The world of scrums, scrummasters, planning poker, backlogs, and sprints. No, it’s not dungeons and dragons, gambling, or a race. Well, it’s kind of a race. It’s the agile development life cycle. Instead of following the software development life cycle that calls for a project to be completed linearly from requirements to design to development to testing, agile calls for incremental improvements and additions to a system.
An iteration length is chosen. It may be 3 months, 2 months, 1 month, or even 2 weeks. The iteration is called a sprint. Each sprint is made up of a mini software development lifecycle where the top priorities from a master list of features are built and tested.
The main benefit of the agile development life cycle is, well, it enables you to be agile. If you create a piece of functionality that doesn’t work as expected or doesn’t improve metrics as expected, it can be removed or improved during the next sprint. If your customer has an emergency item that absolutely needs to be completed right away (that never happens, right?), that new item can be prioritized into the next sprint while a planned piece of functionality gets pushed out to the next sprint.
Agile requires excellent organization, planning, and customer communication. That’s where scrums come in. Scrums are daily check-in calls. They should last no longer than 15 minutes. The appointed scrummaster should ask each member of the team where they are with their work, if they’re blocked by anything, and if they feel on track to complete their assigned tasks. The scrummaster’s main task is then to remove any blocks that are brought up on the scrum (e.g. a backend system is down and important data can’t be accessed) so that no time is wasted.
On the first day of a new sprint, the assigned product owner needs to make sure the master task list is prioritized correctly. He should do this by meeting with the project manager of your customer’s team and agreeing on the prioritization. Directly after that meeting, the product owner should have a planning poker meeting with your team. During this meeting, work effort estimates are assigned to each task on the master list. Then, the top tasks on the list are moved into the sprint. This serves as the requirements for the sprint and is agreed on by the customer. Once the customer agrees, the sprint begins. Design, development, and testing are completed within the sprint iteration length decided on. Once the sprint is over, it all happens again.

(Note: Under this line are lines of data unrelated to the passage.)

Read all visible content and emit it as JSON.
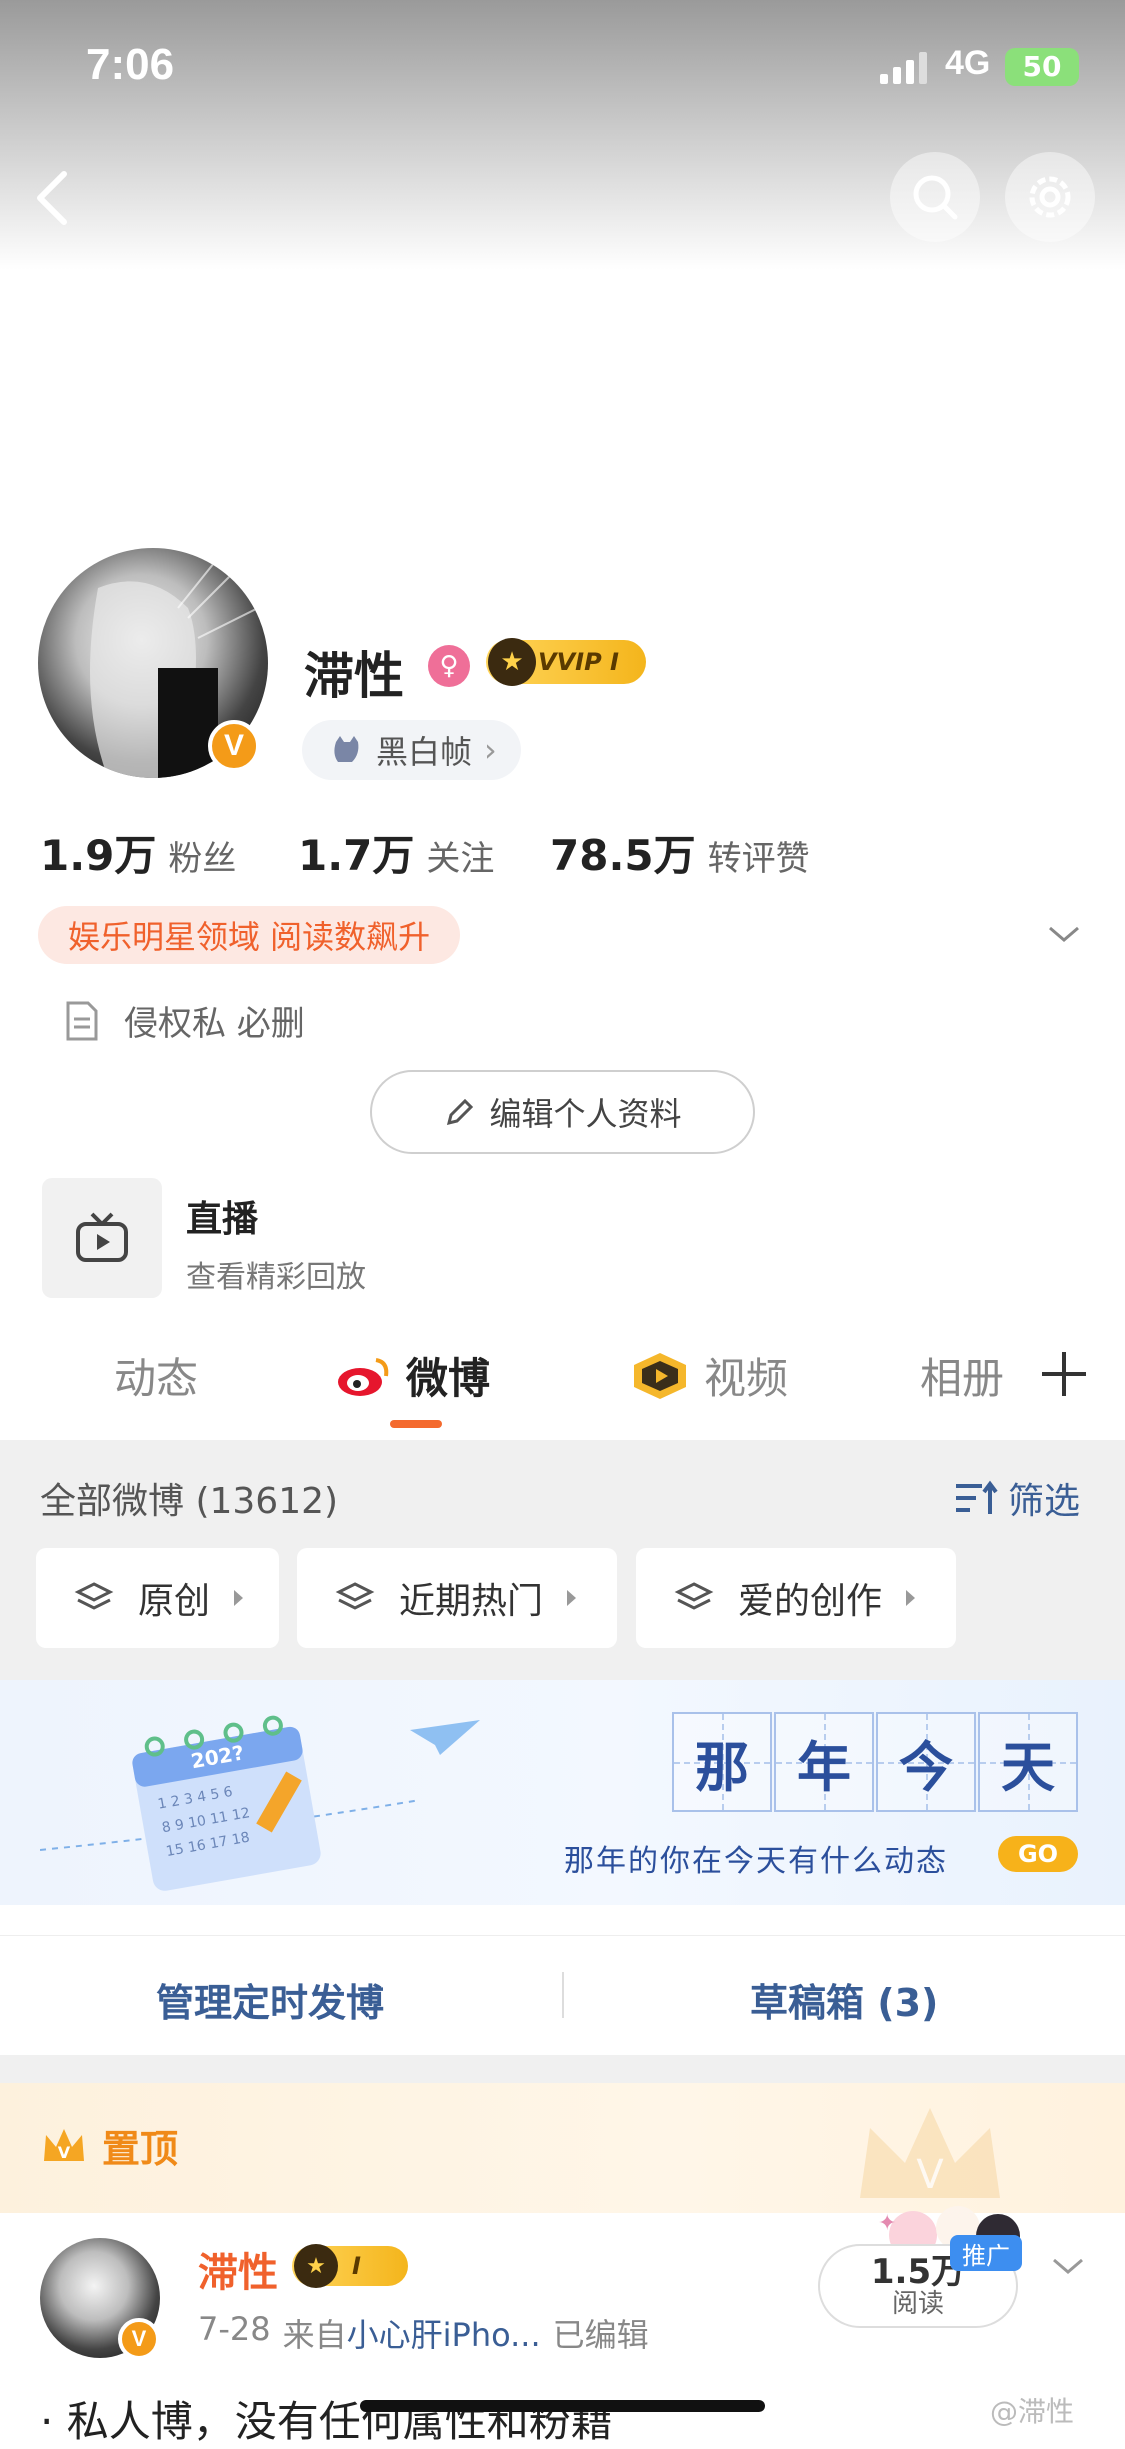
{
  "status_bar": {
    "time": "7:06",
    "network": "4G",
    "battery": "50"
  },
  "profile": {
    "name": "滞性",
    "vip_label": "VVIP I",
    "group_chip": "黑白帧",
    "stats": [
      {
        "value": "1.9万",
        "label": "粉丝"
      },
      {
        "value": "1.7万",
        "label": "关注"
      },
      {
        "value": "78.5万",
        "label": "转评赞"
      }
    ],
    "tag": "娱乐明星领域 阅读数飙升",
    "bio": "侵权私 必删",
    "edit_button": "编辑个人资料"
  },
  "live": {
    "title": "直播",
    "subtitle": "查看精彩回放"
  },
  "tabs": [
    {
      "label": "动态",
      "active": false
    },
    {
      "label": "微博",
      "active": true
    },
    {
      "label": "视频",
      "active": false
    },
    {
      "label": "相册",
      "active": false
    }
  ],
  "feed_header": {
    "all_label": "全部微博 (13612)",
    "filter_label": "筛选"
  },
  "filter_pills": [
    "原创",
    "近期热门",
    "爱的创作"
  ],
  "banner": {
    "title_chars": [
      "那",
      "年",
      "今",
      "天"
    ],
    "subtitle": "那年的你在今天有什么动态",
    "go": "GO",
    "calendar_year": "202?"
  },
  "manage": {
    "scheduled": "管理定时发博",
    "drafts": "草稿箱 (3)"
  },
  "pinned": {
    "label": "置顶",
    "author": "滞性",
    "badge": "I",
    "date": "7-28",
    "source_prefix": "来自",
    "source": "小心肝iPho...",
    "edited": "已编辑",
    "reads_value": "1.5万",
    "reads_label": "阅读",
    "promo": "推广",
    "text": "· 私人博，没有任何属性和粉籍"
  },
  "watermark": "@滞性",
  "colors": {
    "accent": "#f46a2e",
    "link": "#3a5e95",
    "vip_gold": "#f4b51c"
  }
}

If used correctly and efficiently, the agile development life cycle prevents scope creep and overwork. It allows for you to be responsive to your customer’s needs and to improve the system in real time. Just make sure to keep lines of communication with your team and customer very open. Because things change quickly when you’re being agile and everyone needs to be on the same page.